I think the ‘miracle’ of Paul’s independent acquisition of a gospel and an apostolate has only one supernatural element: his very brief encounter with the spirit of Jesus Christ on the Damascus road (Acts 9:3-6).  Because once he has accepted the spiritual reality of that encounter, I think he might easily have inferred from it the truth of all four pillars of what he calls his gospel.

Inference 1 – The Resurrection:  If Jesus, who was crucified and buried at Jerusalem, has appeared to him in the spirit near Damascus, Saul could with great confidence infer the truth of the resurrection – that God himself must have raised this Jesus from the dead.

Inference 2 – The Christ:  If this Jesus whom the God of Israel raised from the dead identifies himself with those whom Saul is persecuting – who proclaim him messiah – then it must be inferred that Jesus is in fact he whom Saul had been so furiously denying – the Christ, God’s anointed.

Inference 3 – The Cross:  If it is manifest from 1 & 2 that the mortal destruction of God’s anointed was accomplished on the cross in the process of punishing one who was judged worthy of death in accordance with the law, the need of a rationale for preaching ‘Christ crucified’ becomes apparent.  We should also expect to see a development of a theology of sacrifice which combines the idea of a divinely sponsored Law which had ‘made him to be sin’ with the idea of a divinely willed death of one ‘who was without sin.’  This gets complicated, but for Paul creates the possibility of reconciliation and peace between man and God.

Inference 4 – Grace, the free gift:  If God’s anointed was crucified under the Law, then the effect of its paradoxical result (reconciliation of God and man) must be intended by God to take the place of the Law.  The inference from this is the end of the Law with respect to justification, and a new dispensation of grace in which all who otherwise were destined to condemnation either under the law or outside the law now have justification by faith in the free gift of the God who raised Jesus from the dead.

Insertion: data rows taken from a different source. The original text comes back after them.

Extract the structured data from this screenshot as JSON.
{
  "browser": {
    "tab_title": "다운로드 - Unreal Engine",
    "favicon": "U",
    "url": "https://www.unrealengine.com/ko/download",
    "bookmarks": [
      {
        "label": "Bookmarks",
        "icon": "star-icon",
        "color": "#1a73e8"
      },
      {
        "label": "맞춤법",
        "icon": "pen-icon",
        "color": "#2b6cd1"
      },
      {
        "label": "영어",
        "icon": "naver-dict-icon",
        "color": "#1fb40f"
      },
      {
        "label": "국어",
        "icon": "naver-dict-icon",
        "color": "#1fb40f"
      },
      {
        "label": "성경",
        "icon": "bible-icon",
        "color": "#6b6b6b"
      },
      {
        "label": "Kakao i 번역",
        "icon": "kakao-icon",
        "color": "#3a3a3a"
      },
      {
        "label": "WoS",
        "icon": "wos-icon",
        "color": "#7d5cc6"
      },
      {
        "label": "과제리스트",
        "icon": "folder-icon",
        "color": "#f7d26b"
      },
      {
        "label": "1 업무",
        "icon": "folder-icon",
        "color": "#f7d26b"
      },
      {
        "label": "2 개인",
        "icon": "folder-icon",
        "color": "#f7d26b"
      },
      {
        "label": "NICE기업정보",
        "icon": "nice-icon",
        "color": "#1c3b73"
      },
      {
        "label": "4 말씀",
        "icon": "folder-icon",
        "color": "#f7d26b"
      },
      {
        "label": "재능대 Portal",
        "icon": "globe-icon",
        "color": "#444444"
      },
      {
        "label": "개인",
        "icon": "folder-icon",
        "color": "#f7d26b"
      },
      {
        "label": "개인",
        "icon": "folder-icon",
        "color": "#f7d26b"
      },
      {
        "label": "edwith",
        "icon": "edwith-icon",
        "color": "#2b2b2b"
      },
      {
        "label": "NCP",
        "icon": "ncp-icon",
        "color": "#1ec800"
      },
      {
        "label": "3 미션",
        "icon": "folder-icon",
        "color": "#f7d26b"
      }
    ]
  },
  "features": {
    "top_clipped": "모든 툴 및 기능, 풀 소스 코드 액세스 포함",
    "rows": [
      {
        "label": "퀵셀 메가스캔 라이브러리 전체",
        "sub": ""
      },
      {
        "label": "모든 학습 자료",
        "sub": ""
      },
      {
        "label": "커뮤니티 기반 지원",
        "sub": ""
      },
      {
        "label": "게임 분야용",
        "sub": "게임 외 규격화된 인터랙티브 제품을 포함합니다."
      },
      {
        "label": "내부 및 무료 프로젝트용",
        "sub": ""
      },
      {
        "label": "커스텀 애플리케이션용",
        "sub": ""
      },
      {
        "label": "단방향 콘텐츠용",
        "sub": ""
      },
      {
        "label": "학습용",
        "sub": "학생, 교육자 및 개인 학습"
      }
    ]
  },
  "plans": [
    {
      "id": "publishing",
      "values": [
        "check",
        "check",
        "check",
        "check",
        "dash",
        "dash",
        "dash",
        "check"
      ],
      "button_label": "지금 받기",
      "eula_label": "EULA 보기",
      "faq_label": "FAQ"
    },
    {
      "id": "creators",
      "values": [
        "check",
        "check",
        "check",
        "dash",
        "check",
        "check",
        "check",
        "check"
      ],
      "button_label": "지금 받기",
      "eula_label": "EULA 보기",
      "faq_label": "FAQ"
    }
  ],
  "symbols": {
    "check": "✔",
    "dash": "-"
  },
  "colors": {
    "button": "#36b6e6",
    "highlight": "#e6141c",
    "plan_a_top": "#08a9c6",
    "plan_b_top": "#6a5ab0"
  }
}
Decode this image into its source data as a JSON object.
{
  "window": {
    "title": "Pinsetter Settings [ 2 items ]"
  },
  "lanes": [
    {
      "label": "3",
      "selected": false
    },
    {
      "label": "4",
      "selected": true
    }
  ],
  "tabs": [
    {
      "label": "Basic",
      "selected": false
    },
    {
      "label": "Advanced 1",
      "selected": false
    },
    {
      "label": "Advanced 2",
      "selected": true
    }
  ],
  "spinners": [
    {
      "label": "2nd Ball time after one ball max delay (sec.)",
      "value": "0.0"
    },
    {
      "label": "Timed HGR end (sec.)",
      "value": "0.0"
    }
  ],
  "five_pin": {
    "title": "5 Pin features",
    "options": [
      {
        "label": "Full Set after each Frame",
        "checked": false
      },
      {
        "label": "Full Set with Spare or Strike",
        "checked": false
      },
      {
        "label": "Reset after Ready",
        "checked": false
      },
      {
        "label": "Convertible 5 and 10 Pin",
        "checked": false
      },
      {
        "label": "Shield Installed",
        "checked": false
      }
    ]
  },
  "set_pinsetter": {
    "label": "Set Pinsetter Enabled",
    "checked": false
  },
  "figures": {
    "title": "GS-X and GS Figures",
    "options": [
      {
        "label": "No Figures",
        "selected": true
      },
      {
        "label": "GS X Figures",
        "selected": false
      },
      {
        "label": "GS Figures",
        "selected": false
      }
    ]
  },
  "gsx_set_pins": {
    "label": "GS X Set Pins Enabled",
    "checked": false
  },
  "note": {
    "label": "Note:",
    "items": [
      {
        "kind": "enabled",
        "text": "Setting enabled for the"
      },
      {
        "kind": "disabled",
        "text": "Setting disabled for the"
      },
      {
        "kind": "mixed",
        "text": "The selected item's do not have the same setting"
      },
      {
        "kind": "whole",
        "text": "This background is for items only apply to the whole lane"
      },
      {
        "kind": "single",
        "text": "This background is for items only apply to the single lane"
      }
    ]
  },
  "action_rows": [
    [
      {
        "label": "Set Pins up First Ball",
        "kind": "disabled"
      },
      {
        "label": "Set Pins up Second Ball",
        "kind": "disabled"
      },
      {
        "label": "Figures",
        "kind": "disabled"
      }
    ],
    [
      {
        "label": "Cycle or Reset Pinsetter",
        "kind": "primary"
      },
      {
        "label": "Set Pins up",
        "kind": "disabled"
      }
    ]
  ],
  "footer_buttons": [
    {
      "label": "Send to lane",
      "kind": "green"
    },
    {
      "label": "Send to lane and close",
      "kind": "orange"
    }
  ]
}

I do not mean that Paul perceived all the details of his gospel in the twinkling of an eye.  I only argue that there is no reason to doubt that he apprehended it in its broad outlines immediately and independently of Ananias or Cephas or any other evangelist – in that moment of truth in which he recognized and accepted the identity of the one who came to him so suddenly on the way to Damascus.